Firbolg adopt elven names when they must deal with outsiders, although the concept of names strikes them as strange. They know the animals and plants of the forest without formal names, and instead identify the forest’s children by their deeds, habits, and other actions.
By the same token, their tribe names merely refer to their homes. When dealing with other races, firbolgs refer to their lands by whatever name the surrounding folk use, as a matter of tact and hospitality, but among their own kind they simply call it “home.”
Sometimes firbolgs adopt the nicknames or titles outsiders give them under the assumption that those who need names can call them whatever they wish.
Your firbolg character has the following racial traits.
Ability Score Increase. Your Wisdom score increases by 2, and your Strength score increases by 1.
Age. As humanoids related to the fey, firbolg have long lifespans. A firbolg reaches adulthood around 30, and the oldest of them can live for 500 years.
Alignment. As people who follow the rhythm of nature and see themselves as its caretakers, firbolg are
typically neutral good. Evil firbolg are rare and are usually
the sworn enemies of the rest of their kind.
Size. Firbolg are between 7 and 8 (eet tall and weigh
between 240 and 300 pounds. Your size is Medium.
Speed. Your base walking speed is 30 feet.
Firbols Masic. You can cast detect magic and disguise
self with this trait, using Wisdom as your spell casting
ability for them. Once you cast either spell, you can’t
cast it again with this trait until you finish a short or
long rest. When you use this version of disguise self, you
can seem up to 3 feet shorter than normal, allowing you
to more easily blend in with humans and elves.
Hidden Step. As a bonus action, you can magically
tum invisible until the start of your next turn or until
you attack, make a damage roll, or force someone to
make a saving throw. Once you use this trait, you can’t
use it again until you finish a short or long rest.
Powerful Build. You count as one size larger when
determining your carrying capacity and the weight you
can push, drag, or lift.
Speech of Beast and Leaf. You have the ability to
communicate in a limited manner with beasts and
plants. They can understand the meaning of your words,
though you have no special ability to understand them in
return.
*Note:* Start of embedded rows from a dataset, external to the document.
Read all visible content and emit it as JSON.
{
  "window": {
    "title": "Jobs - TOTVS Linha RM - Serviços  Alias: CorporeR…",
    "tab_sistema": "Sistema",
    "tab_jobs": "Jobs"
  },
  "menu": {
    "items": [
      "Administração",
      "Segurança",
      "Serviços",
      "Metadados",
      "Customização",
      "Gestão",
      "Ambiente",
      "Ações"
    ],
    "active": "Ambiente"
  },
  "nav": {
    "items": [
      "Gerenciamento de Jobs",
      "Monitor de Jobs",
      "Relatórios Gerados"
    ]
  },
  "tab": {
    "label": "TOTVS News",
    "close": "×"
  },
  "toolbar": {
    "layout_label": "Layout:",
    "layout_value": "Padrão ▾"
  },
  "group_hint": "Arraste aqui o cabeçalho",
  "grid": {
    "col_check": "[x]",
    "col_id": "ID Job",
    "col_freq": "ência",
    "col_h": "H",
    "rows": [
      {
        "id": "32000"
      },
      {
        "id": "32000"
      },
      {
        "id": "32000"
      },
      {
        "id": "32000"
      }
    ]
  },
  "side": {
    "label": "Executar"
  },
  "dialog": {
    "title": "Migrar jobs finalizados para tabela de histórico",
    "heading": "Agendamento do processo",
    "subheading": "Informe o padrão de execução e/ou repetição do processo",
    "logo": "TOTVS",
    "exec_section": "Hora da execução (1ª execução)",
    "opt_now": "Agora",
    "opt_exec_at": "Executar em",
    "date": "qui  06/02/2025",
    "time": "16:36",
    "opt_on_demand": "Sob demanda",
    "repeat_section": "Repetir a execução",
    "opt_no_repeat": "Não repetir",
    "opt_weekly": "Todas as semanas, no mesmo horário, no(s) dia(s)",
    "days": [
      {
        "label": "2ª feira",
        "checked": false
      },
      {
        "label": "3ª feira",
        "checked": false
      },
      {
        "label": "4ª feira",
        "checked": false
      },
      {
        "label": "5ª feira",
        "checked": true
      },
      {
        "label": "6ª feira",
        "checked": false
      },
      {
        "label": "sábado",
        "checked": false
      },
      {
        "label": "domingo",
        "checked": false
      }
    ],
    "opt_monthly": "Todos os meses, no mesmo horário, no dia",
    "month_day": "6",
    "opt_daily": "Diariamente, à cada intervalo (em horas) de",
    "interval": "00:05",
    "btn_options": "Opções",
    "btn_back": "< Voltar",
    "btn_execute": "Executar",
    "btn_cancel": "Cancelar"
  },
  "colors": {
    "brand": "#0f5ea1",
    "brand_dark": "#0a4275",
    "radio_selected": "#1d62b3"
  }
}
You have advantage on all Charisma checks you
make to influence them.
Languases. You can speak, read, and write Common,
Elvish, and Giant.